On the forecast track, the center of Ida will move over the southeastern and the central Gulf of Mexico during the next day or two and make landfall along the U.S. northern Gulf coast within the hurricane warning area by late Sunday.
New Orleans Mayor LaToya Cantrell ordered the evacuation of everyone living outside the levee system that protects the area from flooding. She did not say how many people lived there but urged residents with medical conditions and other special needs to get out early.
President Joe Biden approved a federal emergency declaration for Louisiana ahead of the storm. White House press secretary Jen Psaki said FEMA plans to send nearly 150 medical personnel and almost 50 ambulances to the Gulf Coast to assist strained hospitals.

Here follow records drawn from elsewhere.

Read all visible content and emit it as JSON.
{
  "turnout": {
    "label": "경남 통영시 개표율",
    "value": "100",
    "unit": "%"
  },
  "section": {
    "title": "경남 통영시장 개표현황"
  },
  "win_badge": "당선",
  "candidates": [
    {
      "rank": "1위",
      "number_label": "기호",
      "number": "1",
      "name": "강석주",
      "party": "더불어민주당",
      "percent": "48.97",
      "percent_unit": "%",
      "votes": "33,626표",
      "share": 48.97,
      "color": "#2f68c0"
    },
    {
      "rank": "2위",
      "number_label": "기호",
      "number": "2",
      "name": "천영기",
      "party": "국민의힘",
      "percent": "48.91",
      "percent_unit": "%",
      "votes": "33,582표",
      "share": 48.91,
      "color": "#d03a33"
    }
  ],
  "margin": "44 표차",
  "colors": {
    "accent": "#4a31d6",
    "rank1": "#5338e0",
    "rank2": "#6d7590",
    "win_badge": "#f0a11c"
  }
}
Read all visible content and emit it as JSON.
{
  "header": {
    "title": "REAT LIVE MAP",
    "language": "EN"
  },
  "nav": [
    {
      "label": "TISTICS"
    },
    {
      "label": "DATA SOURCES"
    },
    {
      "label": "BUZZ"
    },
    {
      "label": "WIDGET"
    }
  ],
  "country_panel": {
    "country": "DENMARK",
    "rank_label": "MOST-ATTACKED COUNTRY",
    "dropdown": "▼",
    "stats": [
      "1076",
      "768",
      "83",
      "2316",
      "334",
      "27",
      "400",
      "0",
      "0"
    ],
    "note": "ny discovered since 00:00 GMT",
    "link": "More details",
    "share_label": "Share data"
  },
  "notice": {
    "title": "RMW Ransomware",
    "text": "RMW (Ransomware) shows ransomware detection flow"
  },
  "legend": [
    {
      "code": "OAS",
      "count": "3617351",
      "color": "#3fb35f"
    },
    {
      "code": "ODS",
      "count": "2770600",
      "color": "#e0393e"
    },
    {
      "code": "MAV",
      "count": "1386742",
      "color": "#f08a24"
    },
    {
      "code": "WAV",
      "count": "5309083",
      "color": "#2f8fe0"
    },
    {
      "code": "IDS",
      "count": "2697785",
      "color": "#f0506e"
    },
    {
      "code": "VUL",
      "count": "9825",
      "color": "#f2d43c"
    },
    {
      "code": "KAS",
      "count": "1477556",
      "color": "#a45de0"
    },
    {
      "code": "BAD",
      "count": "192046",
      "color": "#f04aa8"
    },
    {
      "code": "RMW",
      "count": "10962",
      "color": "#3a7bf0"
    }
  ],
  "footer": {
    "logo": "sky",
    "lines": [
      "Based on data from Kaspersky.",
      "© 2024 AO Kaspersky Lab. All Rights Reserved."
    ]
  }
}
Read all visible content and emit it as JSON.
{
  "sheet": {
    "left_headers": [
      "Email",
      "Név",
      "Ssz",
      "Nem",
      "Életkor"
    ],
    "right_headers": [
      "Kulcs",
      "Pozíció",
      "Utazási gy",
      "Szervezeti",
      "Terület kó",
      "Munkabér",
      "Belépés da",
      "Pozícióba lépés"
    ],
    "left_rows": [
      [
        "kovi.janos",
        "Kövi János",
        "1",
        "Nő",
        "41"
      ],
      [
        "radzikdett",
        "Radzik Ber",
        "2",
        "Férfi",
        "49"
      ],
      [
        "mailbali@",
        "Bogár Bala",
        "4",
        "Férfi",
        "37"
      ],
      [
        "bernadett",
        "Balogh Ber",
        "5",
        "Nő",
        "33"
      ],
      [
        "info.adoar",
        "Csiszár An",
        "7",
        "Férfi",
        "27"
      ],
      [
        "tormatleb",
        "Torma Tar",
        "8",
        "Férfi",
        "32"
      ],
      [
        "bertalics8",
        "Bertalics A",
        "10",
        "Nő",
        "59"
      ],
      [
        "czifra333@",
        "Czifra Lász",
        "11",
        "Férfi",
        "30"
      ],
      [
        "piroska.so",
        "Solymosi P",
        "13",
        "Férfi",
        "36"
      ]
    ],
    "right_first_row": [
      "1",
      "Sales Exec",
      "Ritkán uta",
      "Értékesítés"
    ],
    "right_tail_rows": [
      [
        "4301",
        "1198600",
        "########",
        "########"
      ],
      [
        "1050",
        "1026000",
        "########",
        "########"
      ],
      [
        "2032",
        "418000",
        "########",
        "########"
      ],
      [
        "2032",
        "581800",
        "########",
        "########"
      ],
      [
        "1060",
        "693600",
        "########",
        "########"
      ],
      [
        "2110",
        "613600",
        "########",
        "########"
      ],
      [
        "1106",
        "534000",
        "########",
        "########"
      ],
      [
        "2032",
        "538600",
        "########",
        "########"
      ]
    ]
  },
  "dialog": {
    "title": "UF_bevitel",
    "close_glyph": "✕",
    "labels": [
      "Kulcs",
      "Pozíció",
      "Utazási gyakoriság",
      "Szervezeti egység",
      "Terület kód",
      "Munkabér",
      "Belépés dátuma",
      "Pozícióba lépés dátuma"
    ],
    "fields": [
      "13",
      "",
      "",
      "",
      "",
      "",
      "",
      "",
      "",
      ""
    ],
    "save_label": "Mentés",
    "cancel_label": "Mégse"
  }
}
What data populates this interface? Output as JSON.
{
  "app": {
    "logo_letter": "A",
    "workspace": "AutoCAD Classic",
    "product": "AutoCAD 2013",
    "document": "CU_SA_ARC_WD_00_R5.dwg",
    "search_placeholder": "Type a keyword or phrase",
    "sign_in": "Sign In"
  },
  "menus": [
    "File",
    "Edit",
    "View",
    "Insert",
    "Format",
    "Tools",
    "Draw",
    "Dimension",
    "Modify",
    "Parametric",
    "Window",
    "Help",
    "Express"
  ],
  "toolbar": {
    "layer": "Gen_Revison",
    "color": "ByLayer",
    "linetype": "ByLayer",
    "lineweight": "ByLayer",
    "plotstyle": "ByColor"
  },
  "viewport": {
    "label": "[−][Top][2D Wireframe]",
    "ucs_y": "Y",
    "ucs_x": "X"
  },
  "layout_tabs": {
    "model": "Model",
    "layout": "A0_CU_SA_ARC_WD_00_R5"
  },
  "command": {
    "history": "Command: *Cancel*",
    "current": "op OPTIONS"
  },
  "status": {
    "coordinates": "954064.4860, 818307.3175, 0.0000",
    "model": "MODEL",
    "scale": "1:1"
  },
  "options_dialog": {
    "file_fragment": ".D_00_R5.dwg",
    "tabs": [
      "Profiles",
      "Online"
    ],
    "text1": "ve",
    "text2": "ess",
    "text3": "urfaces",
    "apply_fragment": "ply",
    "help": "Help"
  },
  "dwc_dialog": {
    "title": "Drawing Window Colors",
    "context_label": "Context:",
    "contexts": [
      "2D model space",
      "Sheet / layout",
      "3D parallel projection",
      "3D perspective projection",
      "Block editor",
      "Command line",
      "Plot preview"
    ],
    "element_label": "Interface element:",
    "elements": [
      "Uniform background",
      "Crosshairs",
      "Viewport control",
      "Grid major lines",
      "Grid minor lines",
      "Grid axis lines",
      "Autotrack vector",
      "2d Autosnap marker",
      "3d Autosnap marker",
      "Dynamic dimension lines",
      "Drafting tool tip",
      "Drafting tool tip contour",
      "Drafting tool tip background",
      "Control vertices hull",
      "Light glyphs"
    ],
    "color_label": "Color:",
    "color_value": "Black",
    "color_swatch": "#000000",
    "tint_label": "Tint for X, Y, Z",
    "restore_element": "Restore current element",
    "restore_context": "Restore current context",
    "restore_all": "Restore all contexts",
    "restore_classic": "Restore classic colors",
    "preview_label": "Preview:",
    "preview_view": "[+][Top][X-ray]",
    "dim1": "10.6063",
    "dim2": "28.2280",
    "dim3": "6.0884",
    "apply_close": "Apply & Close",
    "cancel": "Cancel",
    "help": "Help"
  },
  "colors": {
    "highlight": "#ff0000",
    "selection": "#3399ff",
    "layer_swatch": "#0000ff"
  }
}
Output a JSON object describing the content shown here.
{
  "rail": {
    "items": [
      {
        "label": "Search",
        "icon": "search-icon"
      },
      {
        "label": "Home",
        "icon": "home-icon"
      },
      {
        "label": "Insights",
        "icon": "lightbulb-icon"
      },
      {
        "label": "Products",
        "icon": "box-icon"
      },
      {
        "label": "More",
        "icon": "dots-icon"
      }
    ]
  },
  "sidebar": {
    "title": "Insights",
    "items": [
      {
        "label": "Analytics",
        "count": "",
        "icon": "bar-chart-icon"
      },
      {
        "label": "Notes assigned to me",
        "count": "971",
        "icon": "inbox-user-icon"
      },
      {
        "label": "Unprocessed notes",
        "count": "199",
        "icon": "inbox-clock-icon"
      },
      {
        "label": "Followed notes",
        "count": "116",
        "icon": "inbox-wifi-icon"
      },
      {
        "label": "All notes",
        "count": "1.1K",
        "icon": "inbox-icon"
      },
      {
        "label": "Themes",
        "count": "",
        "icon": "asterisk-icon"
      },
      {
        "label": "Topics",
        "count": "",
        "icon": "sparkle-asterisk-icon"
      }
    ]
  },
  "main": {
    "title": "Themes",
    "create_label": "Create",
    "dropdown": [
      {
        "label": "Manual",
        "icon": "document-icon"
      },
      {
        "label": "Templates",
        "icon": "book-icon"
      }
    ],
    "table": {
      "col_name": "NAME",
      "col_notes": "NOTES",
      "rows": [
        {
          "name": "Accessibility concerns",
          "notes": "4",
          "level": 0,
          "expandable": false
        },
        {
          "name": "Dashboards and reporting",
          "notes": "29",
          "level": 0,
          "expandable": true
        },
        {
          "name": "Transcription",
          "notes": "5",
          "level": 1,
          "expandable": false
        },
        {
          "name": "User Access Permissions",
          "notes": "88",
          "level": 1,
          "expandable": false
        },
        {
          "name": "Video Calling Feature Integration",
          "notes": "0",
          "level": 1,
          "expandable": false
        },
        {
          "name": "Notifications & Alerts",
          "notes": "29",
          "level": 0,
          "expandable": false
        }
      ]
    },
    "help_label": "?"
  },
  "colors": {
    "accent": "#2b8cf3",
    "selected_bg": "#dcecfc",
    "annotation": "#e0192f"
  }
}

This month marks the 16th anniversary of Katrina's landfall as a Category 3 storm with 125 mph winds. Katrina is blamed for an estimated 1,800 deaths from the central Louisiana coast to around the Mississippi-Alabama state line.
A massive storm surge scoured the shores and wiped houses off the map. In New Orleans, failures of federal levees led to catastrophic flooding. Water covered 80% of the city and many homes were swamped to the rooftops. Some victims drowned in their attics. The Superdome and New Orleans Convention Center became scenes of sweltering misery as tens of thousands were stranded without power or running water.
Memories of Katrina still haunt many who scrambled to prepare for Ida on Friday, lining up for groceries, gas, and ice, as well as sandbags that the city was offering.
Below is an image created by the FOX 35 Storm Team which shows Katrina's 2005 path (in purple) relative to the current projected path for Ida.
The FOX 35 Storm Team will be tracking the tropics all weekend long.
Watch FOX 35 News for the latest updates throughout hurricane season.